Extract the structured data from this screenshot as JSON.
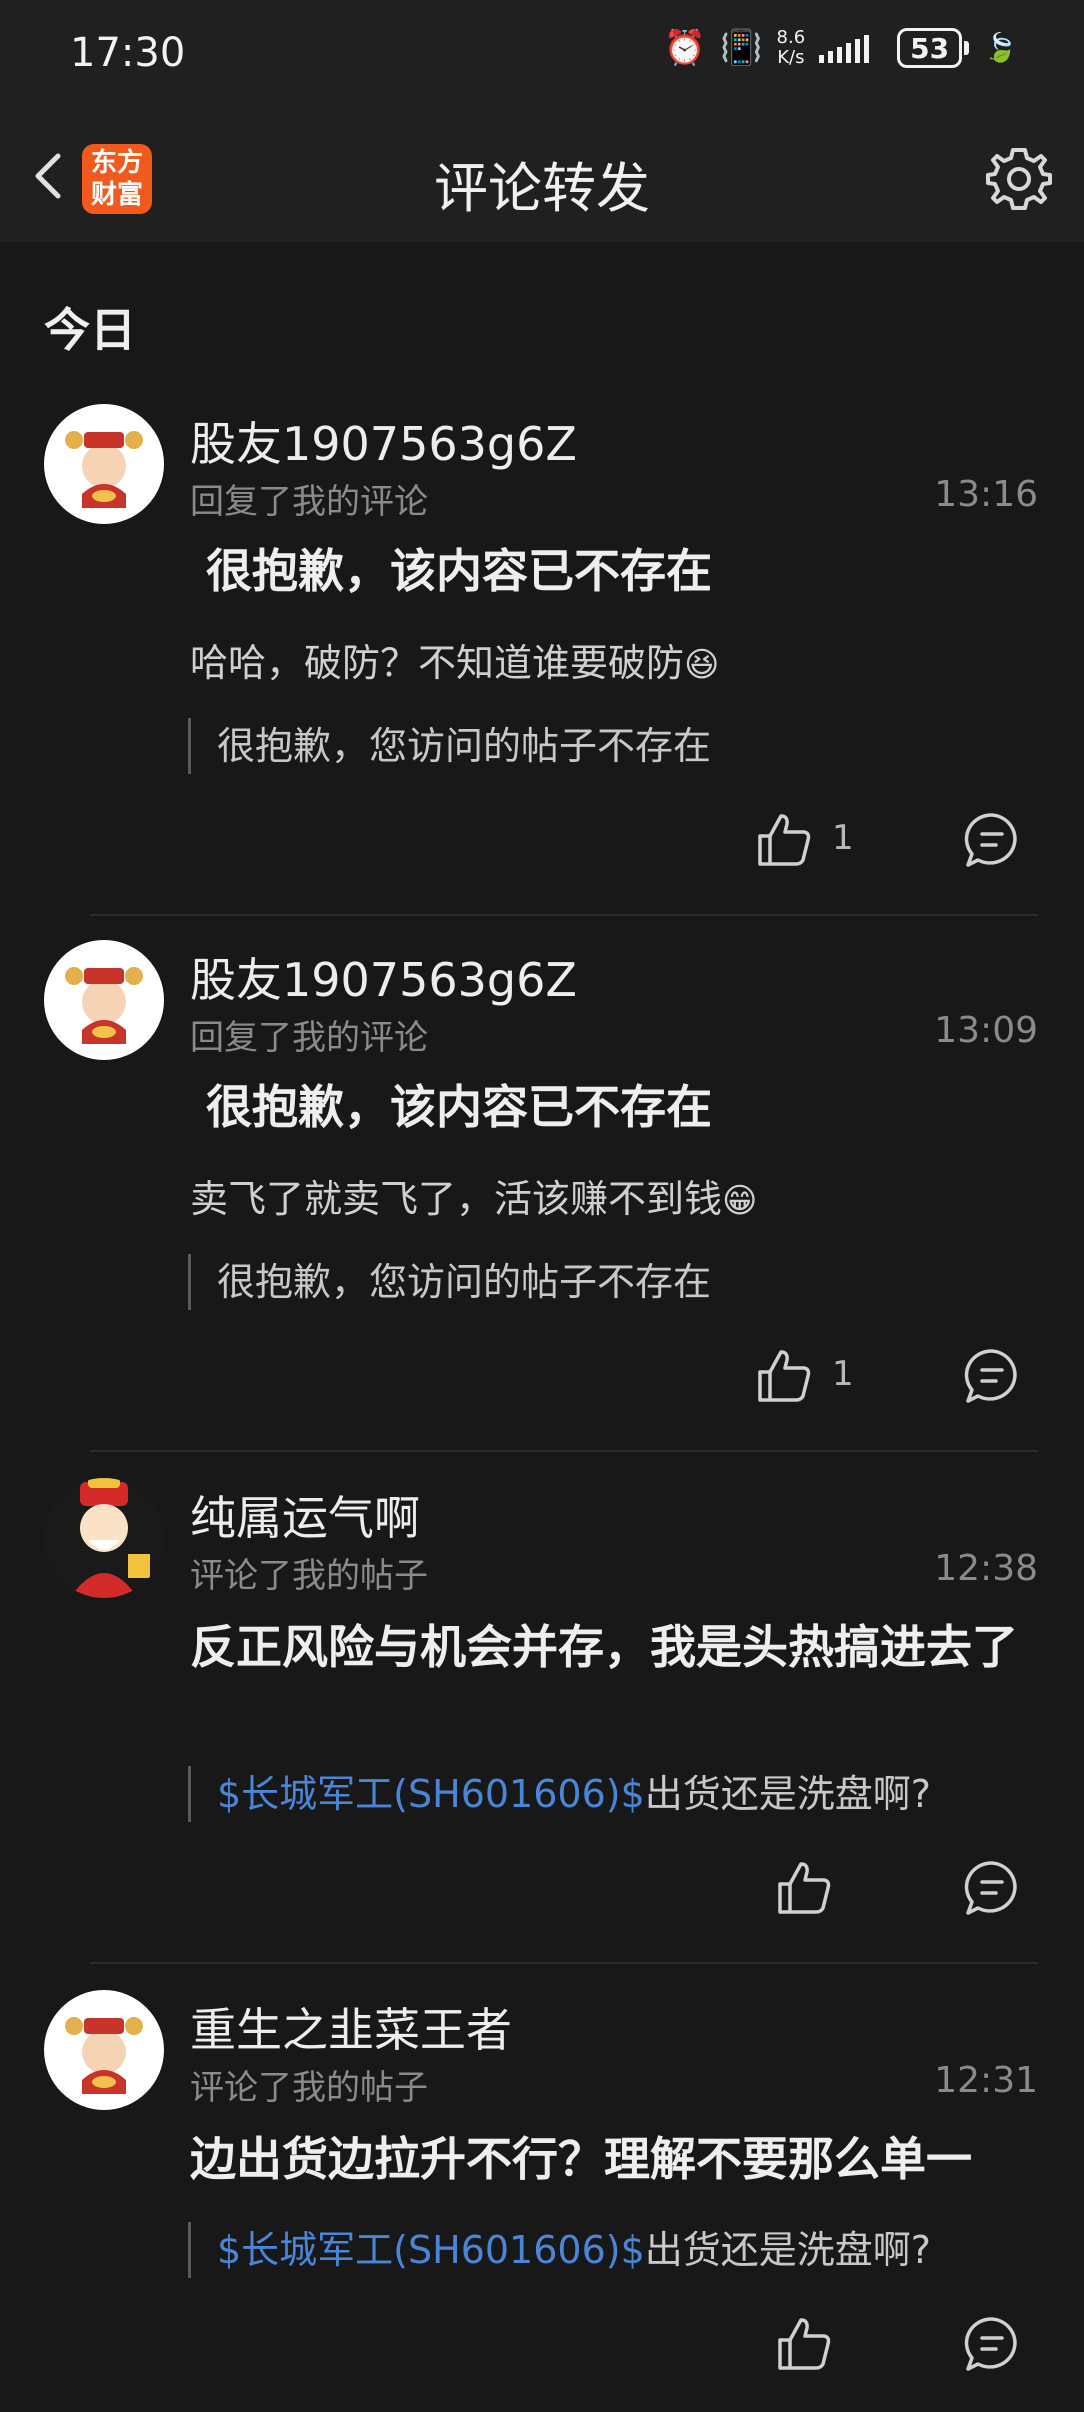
{
  "status": {
    "time": "17:30",
    "net_speed_top": "8.6",
    "net_speed_bottom": "K/s",
    "battery": "53"
  },
  "header": {
    "logo_line1": "东方",
    "logo_line2": "财富",
    "title": "评论转发"
  },
  "section_label": "今日",
  "items": [
    {
      "user": "股友1907563g6Z",
      "action": "回复了我的评论",
      "time": "13:16",
      "headline": "很抱歉，该内容已不存在",
      "comment": "哈哈，破防？不知道谁要破防",
      "emoji": "😆",
      "quote_prefix": "",
      "quote": "很抱歉，您访问的帖子不存在",
      "likes": "1"
    },
    {
      "user": "股友1907563g6Z",
      "action": "回复了我的评论",
      "time": "13:09",
      "headline": "很抱歉，该内容已不存在",
      "comment": "卖飞了就卖飞了，活该赚不到钱",
      "emoji": "😁",
      "quote_prefix": "",
      "quote": "很抱歉，您访问的帖子不存在",
      "likes": "1"
    },
    {
      "user": "纯属运气啊",
      "action": "评论了我的帖子",
      "time": "12:38",
      "headline": "反正风险与机会并存，我是头热搞进去了",
      "comment": "",
      "emoji": "",
      "quote_prefix": "$长城军工(SH601606)$",
      "quote": "出货还是洗盘啊?",
      "likes": ""
    },
    {
      "user": "重生之韭菜王者",
      "action": "评论了我的帖子",
      "time": "12:31",
      "headline": "边出货边拉升不行？理解不要那么单一",
      "comment": "",
      "emoji": "",
      "quote_prefix": "$长城军工(SH601606)$",
      "quote": "出货还是洗盘啊?",
      "likes": ""
    }
  ],
  "colors": {
    "background": "#181818",
    "bar": "#202020",
    "stock_link": "#4a86d8",
    "logo": "#f25a1d"
  }
}
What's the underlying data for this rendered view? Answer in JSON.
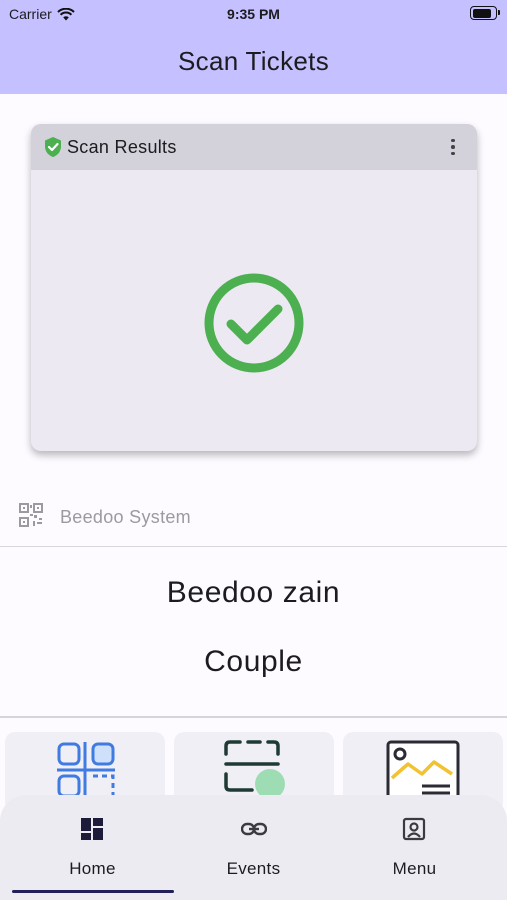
{
  "status_bar": {
    "carrier": "Carrier",
    "time": "9:35 PM",
    "battery_level": 0.9
  },
  "app_bar": {
    "title": "Scan Tickets"
  },
  "scan_result": {
    "title": "Scan Results",
    "status": "success",
    "accent_color": "#4caf50"
  },
  "ticket": {
    "system_label": "Beedoo System",
    "holder_name": "Beedoo zain",
    "ticket_type": "Couple"
  },
  "tiles": [
    {
      "icon": "qr-code-scan-icon"
    },
    {
      "icon": "ticket-scan-icon"
    },
    {
      "icon": "image-gallery-icon"
    }
  ],
  "bottom_nav": {
    "items": [
      {
        "label": "Home",
        "icon": "dashboard-icon",
        "selected": true
      },
      {
        "label": "Events",
        "icon": "link-icon",
        "selected": false
      },
      {
        "label": "Menu",
        "icon": "account-box-icon",
        "selected": false
      }
    ]
  },
  "colors": {
    "app_bar": "#c5c0ff",
    "nav_indicator": "#222058",
    "tile_blue": "#3f7be0",
    "tile_dark": "#1e3b33",
    "tile_yellow": "#f2c230"
  }
}
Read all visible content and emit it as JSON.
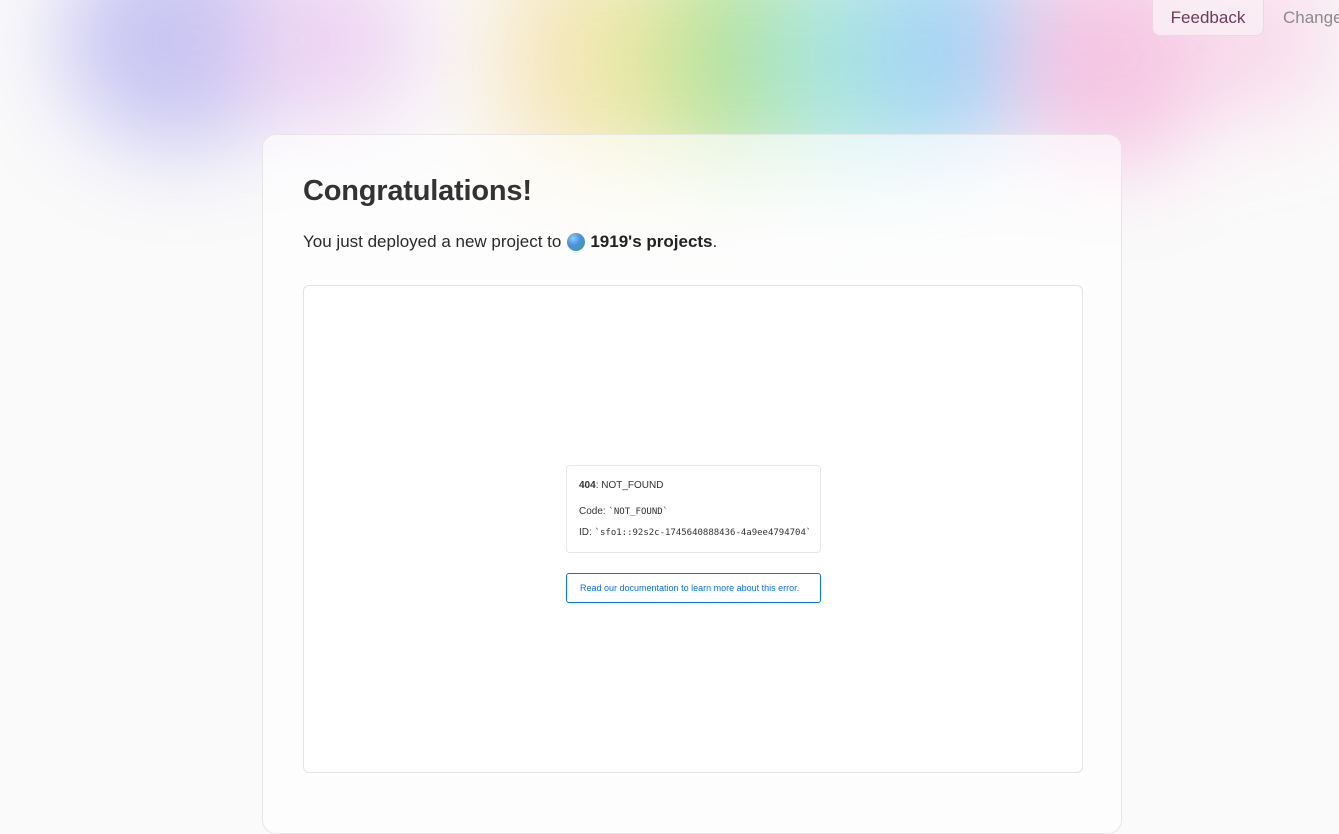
{
  "nav": {
    "feedback_label": "Feedback",
    "changelog_label": "Changelog"
  },
  "hero": {
    "title": "Congratulations!",
    "subtitle_prefix": "You just deployed a new project to",
    "team_name": "1919's projects",
    "subtitle_suffix": "."
  },
  "preview": {
    "error_status": "404",
    "error_separator": ": ",
    "error_name": "NOT_FOUND",
    "code_label": "Code: ",
    "code_value": "`NOT_FOUND`",
    "id_label": "ID: ",
    "id_value": "`sfo1::92s2c-1745640888436-4a9ee4794704`",
    "docs_link_label": "Read our documentation to learn more about this error."
  }
}
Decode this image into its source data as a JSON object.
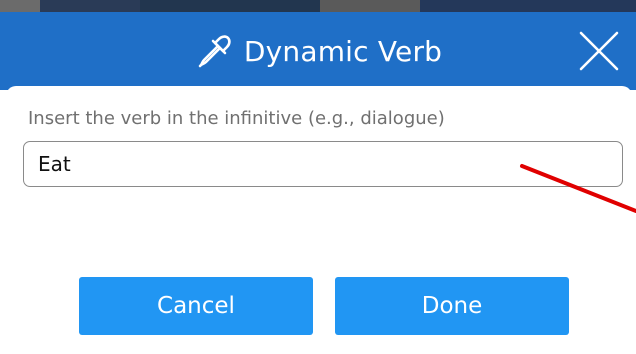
{
  "dialog": {
    "title": "Dynamic Verb",
    "title_icon": "eyedropper-icon",
    "close_icon": "close-icon",
    "accent_color": "#1f6fc7",
    "button_color": "#2196f3"
  },
  "form": {
    "label": "Insert the verb in the infinitive (e.g., dialogue)",
    "input_value": "Eat"
  },
  "buttons": {
    "cancel_label": "Cancel",
    "done_label": "Done"
  },
  "annotation": {
    "type": "red-arrow",
    "color": "#e00000"
  }
}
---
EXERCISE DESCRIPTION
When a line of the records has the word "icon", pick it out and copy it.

ANSWER SECTION
      "icon": "qr-code-scan-icon"
      "icon": "ticket-scan-icon"
      "icon": "image-gallery-icon"
        "icon": "dashboard-icon",
        "icon": "link-icon",
        "icon": "account-box-icon",
    "title_icon": "eyedropper-icon",
    "close_icon": "close-icon",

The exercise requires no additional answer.